SECONDARY SCHOOL students favouring a technical education over an academic one are in line for a better deal from the Ministry of Education, with training and certification.
“Soon we will be coming with a package,” Chief Education Officer, Wendy Griffith-Watson, said during the Down To Brass Tacks radio programme recently. “It was part of curriculum reform since 2000 but we were unable to implement it because we had no recognised qualification.”
Griffith-Watson reported that the ministry would be teaming up with the Technical and Vocational Education and Training (TVET) Council and the Caribbean Examinations Council (CXC) to have vocational qualification “for the skilled areas and the technical vocational areas”.
She said she believed it would make a marked difference in how most boys perform.
“We have to accept that a significant number of our boys do not want to have careers that stem from a purely academic route,” she added. “They want to be highly paid for their technical and skilled knowledge, et cetera.
“These technical and vocational qualifications will therefore facilitate a better throughput of boys, not only at the secondary level but also those who want to go on to be top-class technicians or engineers.”
There are six schools already in the pilot programme, including Combermere and Coleridge & Parry, with an overwhelming response at Combermere from boys to join the electrical installation group, Griffith-Watson reported.
The radio programme dealt with issues including the performance of boys and girls in the educational system.
Former Chief Education Officer Ralph Boyce, now head of the Men’s Educational Support Association (MESA), called for at least one male teacher to be employed at each school in Barbados.
He also appealed for a better deal for men in strained family situations, complaining that “a lot of the laws and the way they are administered in court are definitely skewed” against men.
“The Maintenance Act of 1985 refers to a single woman as the only one who can go to the lower courts to get maintenance,” he stated.
Another panellist, Janet Belle, suggested parents needed to change some of the ways they raised boys so as to prepare them better for an education, including encouraging reading and taking time to reflect or sit quietly and study. These were things girls were encouraged to do, she pointed out.
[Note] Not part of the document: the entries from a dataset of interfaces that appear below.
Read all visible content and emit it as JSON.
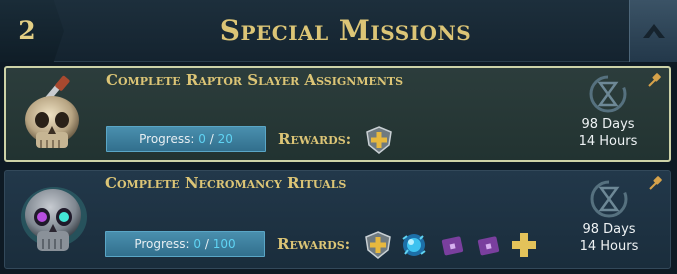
{
  "header": {
    "count": "2",
    "title": "Special Missions"
  },
  "missions": [
    {
      "title": "Complete Raptor Slayer Assignments",
      "progress_label": "Progress:",
      "progress_current": "0",
      "progress_sep": "/",
      "progress_total": "20",
      "progress_fraction": 0,
      "rewards_label": "Rewards:",
      "rewards": [
        "gold-shield-plus-icon"
      ],
      "time_days": "98 Days",
      "time_hours": "14 Hours",
      "icon": "skull-with-sword-icon",
      "selected": true
    },
    {
      "title": "Complete Necromancy Rituals",
      "progress_label": "Progress:",
      "progress_current": "0",
      "progress_sep": "/",
      "progress_total": "100",
      "progress_fraction": 0,
      "rewards_label": "Rewards:",
      "rewards": [
        "gold-shield-plus-icon",
        "blue-orb-icon",
        "purple-lock-card-icon",
        "purple-lock-card-icon",
        "gold-plus-icon"
      ],
      "time_days": "98 Days",
      "time_hours": "14 Hours",
      "icon": "glowing-skull-icon",
      "selected": false
    }
  ],
  "colors": {
    "gold_text": "#dcc576",
    "progress_fill": "#3f86a6",
    "progress_number": "#5fd3f3",
    "selected_border": "#cdd2a7",
    "background": "#0e1a24"
  }
}
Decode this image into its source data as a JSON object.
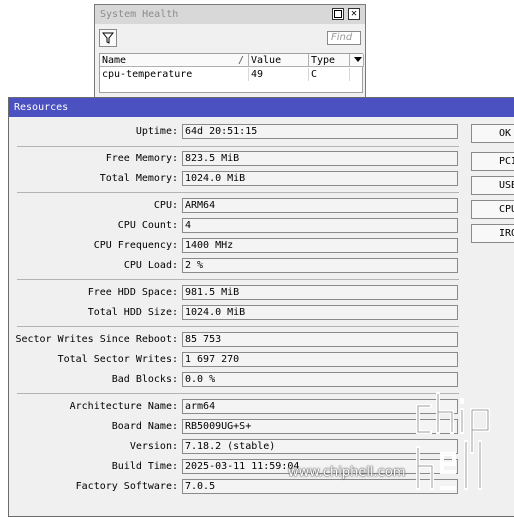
{
  "system_health": {
    "title": "System Health",
    "find_placeholder": "Find",
    "columns": [
      "Name",
      "Value",
      "Type"
    ],
    "rows": [
      {
        "name": "cpu-temperature",
        "value": "49",
        "type": "C"
      }
    ]
  },
  "resources": {
    "title": "Resources",
    "fields": {
      "uptime": {
        "label": "Uptime:",
        "value": "64d 20:51:15"
      },
      "free_memory": {
        "label": "Free Memory:",
        "value": "823.5 MiB"
      },
      "total_memory": {
        "label": "Total Memory:",
        "value": "1024.0 MiB"
      },
      "cpu": {
        "label": "CPU:",
        "value": "ARM64"
      },
      "cpu_count": {
        "label": "CPU Count:",
        "value": "4"
      },
      "cpu_frequency": {
        "label": "CPU Frequency:",
        "value": "1400 MHz"
      },
      "cpu_load": {
        "label": "CPU Load:",
        "value": "2 %"
      },
      "free_hdd": {
        "label": "Free HDD Space:",
        "value": "981.5 MiB"
      },
      "total_hdd": {
        "label": "Total HDD Size:",
        "value": "1024.0 MiB"
      },
      "sector_writes": {
        "label": "Sector Writes Since Reboot:",
        "value": "85 753"
      },
      "total_sector_writes": {
        "label": "Total Sector Writes:",
        "value": "1 697 270"
      },
      "bad_blocks": {
        "label": "Bad Blocks:",
        "value": "0.0 %"
      },
      "arch_name": {
        "label": "Architecture Name:",
        "value": "arm64"
      },
      "board_name": {
        "label": "Board Name:",
        "value": "RB5009UG+S+"
      },
      "version": {
        "label": "Version:",
        "value": "7.18.2 (stable)"
      },
      "build_time": {
        "label": "Build Time:",
        "value": "2025-03-11 11:59:04"
      },
      "factory_software": {
        "label": "Factory Software:",
        "value": "7.0.5"
      }
    },
    "buttons": {
      "ok": "OK",
      "pci": "PCI",
      "usb": "USB",
      "cpu": "CPU",
      "irq": "IRQ"
    }
  },
  "watermark": {
    "text": "www.chiphell.com",
    "logo": "chip hell"
  },
  "icons": {
    "filter": "filter-icon",
    "restore": "restore-window-icon",
    "close": "close-icon",
    "column_menu": "dropdown-arrow-icon"
  }
}
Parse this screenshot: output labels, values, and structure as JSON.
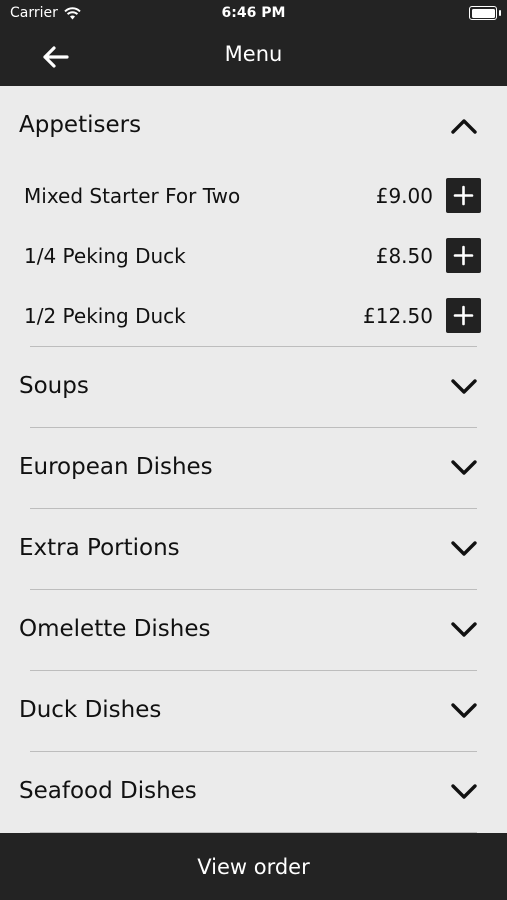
{
  "status_bar": {
    "carrier": "Carrier",
    "time": "6:46 PM"
  },
  "nav": {
    "title": "Menu",
    "back_icon": "arrow-left-icon"
  },
  "categories": [
    {
      "name": "Appetisers",
      "expanded": true,
      "items": [
        {
          "name": "Mixed Starter For Two",
          "price": "£9.00"
        },
        {
          "name": "1/4 Peking Duck",
          "price": "£8.50"
        },
        {
          "name": "1/2 Peking Duck",
          "price": "£12.50"
        }
      ]
    },
    {
      "name": "Soups",
      "expanded": false
    },
    {
      "name": "European Dishes",
      "expanded": false
    },
    {
      "name": "Extra Portions",
      "expanded": false
    },
    {
      "name": "Omelette Dishes",
      "expanded": false
    },
    {
      "name": "Duck Dishes",
      "expanded": false
    },
    {
      "name": "Seafood Dishes",
      "expanded": false
    }
  ],
  "bottom": {
    "label": "View order"
  },
  "colors": {
    "bar": "#232323",
    "background": "#ebebeb",
    "text": "#111111",
    "divider": "#bdbdbd"
  }
}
Griffith-Watson also brushed aside any suggestion that boys were hurt by co-education, saying that studies on this were inconclusive.